**THE TASK**
Consider the material that follows. How many of its lines contain "맨투맨티셔츠"? Reply with the number alone.

**WORKING DATA**
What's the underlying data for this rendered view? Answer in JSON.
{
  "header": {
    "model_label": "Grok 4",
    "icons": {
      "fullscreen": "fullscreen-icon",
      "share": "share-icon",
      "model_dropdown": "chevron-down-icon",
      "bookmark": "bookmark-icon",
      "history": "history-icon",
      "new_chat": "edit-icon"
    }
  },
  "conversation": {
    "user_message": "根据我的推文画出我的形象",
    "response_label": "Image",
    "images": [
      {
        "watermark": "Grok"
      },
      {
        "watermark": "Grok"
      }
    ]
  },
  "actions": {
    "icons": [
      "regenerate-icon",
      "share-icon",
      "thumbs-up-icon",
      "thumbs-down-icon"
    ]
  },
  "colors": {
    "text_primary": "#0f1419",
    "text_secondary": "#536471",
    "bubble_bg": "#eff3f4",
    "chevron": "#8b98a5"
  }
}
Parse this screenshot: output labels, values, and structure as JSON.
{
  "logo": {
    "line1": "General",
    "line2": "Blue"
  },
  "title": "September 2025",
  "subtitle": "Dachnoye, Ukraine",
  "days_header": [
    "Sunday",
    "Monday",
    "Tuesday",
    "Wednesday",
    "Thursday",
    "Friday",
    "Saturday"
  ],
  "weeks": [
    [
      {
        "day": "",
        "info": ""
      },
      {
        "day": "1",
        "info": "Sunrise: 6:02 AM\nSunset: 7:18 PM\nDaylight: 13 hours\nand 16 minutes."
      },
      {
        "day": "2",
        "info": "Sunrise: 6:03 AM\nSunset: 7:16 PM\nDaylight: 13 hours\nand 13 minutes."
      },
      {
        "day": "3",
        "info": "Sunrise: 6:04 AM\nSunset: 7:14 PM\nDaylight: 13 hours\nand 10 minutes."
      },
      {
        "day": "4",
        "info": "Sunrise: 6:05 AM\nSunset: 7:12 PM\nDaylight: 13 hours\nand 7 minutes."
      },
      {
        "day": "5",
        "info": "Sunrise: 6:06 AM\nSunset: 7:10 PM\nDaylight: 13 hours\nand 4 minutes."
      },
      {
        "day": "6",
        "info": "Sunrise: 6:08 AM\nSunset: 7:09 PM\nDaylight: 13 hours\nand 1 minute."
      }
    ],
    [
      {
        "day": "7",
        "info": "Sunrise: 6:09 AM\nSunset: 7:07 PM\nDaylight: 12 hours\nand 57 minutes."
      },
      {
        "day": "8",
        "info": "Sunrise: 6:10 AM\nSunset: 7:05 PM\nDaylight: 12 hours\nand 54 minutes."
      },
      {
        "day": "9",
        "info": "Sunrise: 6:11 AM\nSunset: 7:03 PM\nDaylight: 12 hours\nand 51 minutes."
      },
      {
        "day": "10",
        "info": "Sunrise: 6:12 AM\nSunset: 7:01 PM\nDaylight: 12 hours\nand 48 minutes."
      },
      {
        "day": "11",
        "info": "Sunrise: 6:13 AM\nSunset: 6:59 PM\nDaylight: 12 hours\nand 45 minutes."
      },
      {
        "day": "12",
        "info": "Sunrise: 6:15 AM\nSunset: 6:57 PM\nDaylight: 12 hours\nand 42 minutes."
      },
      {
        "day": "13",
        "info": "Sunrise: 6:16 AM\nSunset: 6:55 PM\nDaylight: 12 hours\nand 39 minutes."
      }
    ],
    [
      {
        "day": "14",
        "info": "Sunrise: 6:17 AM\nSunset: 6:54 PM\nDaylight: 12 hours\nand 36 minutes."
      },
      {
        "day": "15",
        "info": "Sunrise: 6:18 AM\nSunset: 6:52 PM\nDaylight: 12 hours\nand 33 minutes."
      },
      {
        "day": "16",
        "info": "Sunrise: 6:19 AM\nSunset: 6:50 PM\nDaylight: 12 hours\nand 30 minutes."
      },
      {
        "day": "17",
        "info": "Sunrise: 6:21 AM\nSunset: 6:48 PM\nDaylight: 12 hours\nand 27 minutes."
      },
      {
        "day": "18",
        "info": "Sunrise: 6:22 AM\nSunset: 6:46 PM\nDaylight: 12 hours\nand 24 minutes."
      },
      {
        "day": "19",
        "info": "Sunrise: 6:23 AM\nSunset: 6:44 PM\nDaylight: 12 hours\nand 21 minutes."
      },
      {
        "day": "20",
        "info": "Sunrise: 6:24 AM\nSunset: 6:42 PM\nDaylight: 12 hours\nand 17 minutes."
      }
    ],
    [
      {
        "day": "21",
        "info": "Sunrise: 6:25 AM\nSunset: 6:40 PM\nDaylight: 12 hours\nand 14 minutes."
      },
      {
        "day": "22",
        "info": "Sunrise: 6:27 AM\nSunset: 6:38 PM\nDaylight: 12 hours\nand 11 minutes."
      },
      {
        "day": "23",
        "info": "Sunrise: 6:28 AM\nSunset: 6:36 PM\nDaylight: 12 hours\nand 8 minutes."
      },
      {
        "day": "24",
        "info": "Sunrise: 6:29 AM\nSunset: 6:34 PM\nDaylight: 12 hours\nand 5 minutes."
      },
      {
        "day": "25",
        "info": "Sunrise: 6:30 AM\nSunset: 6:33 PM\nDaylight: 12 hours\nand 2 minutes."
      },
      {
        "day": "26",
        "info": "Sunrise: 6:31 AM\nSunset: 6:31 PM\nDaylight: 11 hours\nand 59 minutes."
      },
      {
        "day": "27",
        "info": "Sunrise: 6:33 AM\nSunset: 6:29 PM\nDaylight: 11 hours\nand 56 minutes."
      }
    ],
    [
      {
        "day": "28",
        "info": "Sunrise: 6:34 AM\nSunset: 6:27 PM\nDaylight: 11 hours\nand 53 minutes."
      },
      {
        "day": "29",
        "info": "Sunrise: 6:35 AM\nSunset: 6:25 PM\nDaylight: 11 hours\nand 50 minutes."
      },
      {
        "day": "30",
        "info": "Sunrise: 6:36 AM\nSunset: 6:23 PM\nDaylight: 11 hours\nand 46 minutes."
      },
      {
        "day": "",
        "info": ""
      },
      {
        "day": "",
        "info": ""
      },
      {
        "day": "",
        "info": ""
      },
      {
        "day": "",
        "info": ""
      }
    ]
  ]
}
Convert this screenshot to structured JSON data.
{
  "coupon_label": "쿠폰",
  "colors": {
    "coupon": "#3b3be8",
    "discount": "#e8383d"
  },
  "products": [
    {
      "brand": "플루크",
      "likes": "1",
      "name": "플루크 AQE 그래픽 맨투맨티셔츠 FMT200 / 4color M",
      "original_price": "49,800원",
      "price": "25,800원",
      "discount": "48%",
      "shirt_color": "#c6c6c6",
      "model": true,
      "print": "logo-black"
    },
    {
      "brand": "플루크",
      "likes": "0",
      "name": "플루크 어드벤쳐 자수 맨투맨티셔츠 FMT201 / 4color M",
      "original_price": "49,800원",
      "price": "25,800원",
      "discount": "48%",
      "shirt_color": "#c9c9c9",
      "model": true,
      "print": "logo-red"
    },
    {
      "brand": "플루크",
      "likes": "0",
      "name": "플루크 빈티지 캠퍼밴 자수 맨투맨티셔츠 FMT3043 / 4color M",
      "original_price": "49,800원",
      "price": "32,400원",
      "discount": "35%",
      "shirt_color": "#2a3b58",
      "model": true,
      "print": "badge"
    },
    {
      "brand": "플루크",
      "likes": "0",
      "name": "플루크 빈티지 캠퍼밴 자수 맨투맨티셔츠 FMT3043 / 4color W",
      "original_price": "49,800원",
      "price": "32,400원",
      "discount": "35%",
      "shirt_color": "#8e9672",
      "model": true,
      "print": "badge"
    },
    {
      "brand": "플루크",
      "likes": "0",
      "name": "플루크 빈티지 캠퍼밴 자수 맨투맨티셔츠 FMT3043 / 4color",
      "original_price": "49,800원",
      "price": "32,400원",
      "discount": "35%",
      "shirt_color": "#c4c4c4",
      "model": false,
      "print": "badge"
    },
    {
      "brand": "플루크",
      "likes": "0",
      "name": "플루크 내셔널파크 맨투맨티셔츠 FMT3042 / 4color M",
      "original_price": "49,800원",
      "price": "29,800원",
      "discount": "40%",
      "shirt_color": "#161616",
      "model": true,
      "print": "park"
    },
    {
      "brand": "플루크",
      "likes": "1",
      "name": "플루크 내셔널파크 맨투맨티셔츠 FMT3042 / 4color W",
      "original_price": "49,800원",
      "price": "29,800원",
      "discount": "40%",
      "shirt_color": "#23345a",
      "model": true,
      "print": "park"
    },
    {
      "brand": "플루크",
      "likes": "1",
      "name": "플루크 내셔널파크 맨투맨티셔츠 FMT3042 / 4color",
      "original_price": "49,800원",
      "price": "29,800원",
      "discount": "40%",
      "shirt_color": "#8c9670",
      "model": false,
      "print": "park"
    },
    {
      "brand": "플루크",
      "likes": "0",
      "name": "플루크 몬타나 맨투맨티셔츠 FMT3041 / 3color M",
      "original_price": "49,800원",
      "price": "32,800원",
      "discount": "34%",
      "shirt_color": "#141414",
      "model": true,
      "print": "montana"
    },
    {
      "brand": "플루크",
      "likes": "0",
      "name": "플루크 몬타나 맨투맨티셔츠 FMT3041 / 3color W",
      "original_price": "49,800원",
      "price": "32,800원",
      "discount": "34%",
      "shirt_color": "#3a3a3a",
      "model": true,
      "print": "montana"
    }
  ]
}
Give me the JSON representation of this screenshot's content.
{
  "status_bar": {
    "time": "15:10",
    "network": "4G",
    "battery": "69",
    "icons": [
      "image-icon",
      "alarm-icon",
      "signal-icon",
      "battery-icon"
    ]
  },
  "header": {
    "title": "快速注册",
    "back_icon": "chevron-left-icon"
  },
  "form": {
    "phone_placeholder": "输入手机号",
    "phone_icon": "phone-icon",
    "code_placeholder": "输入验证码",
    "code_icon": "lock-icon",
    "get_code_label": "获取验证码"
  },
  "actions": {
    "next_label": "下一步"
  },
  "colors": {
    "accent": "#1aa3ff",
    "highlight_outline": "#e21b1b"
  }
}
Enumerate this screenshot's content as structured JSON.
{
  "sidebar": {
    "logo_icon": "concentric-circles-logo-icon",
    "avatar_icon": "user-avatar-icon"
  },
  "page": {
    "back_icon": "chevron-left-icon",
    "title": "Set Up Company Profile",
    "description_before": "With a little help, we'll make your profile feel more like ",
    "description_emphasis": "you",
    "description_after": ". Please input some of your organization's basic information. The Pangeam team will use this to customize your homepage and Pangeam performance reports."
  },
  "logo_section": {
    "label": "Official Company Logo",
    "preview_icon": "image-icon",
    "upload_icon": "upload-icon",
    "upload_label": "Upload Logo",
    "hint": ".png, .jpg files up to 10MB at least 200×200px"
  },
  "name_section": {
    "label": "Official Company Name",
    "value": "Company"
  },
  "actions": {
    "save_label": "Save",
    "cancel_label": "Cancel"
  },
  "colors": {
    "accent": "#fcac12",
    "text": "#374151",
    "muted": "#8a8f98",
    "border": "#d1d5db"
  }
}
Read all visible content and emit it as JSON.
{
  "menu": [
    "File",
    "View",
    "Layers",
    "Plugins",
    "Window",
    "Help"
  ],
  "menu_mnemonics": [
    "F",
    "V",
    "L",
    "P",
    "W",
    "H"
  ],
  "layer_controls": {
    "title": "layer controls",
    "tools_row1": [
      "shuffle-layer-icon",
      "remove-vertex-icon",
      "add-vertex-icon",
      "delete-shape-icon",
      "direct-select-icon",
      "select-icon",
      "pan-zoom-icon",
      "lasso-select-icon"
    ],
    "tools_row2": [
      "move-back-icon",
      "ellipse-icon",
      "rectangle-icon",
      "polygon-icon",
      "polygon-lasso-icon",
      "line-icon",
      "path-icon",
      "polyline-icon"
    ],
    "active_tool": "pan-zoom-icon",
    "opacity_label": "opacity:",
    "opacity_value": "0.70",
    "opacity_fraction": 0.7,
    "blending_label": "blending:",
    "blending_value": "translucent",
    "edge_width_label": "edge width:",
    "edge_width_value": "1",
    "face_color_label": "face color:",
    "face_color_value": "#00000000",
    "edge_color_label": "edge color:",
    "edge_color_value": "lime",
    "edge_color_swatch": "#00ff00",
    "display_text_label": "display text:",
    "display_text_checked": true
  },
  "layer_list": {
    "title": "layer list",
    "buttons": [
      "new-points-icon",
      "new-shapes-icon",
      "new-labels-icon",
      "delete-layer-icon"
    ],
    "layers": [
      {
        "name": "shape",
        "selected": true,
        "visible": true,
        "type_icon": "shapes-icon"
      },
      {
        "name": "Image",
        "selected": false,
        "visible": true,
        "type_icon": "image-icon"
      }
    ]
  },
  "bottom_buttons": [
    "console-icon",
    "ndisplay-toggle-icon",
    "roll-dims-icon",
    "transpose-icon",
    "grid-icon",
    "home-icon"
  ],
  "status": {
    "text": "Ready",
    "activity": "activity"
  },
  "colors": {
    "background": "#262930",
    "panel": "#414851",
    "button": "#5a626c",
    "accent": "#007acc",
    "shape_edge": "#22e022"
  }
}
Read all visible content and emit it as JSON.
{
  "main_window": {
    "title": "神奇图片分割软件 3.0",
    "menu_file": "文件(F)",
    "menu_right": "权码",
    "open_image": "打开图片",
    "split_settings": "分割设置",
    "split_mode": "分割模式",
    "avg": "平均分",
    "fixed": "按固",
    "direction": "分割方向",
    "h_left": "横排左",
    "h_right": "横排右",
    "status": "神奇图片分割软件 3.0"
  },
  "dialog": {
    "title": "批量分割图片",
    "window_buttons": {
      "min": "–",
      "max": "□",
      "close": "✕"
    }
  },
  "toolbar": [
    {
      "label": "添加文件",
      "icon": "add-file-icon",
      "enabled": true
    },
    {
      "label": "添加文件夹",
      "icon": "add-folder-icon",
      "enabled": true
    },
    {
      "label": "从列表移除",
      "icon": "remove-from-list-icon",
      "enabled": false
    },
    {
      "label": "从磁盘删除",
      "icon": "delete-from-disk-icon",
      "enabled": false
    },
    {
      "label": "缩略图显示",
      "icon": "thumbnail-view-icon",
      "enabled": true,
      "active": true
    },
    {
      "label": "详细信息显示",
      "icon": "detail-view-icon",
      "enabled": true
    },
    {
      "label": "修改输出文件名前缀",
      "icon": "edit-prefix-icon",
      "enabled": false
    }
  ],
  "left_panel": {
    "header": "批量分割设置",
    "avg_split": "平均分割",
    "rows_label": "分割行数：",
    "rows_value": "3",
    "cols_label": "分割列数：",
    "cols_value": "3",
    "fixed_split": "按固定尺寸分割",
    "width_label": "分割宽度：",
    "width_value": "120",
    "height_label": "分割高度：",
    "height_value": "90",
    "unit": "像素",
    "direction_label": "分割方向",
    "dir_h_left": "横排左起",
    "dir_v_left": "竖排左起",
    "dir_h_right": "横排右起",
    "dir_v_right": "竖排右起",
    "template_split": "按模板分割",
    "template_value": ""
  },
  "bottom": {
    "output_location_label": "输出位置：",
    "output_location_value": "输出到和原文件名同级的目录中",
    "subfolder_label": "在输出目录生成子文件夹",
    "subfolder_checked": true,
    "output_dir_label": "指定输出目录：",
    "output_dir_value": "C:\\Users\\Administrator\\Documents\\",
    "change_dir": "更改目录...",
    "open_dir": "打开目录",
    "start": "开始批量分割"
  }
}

**OUTPUT BELOW**
10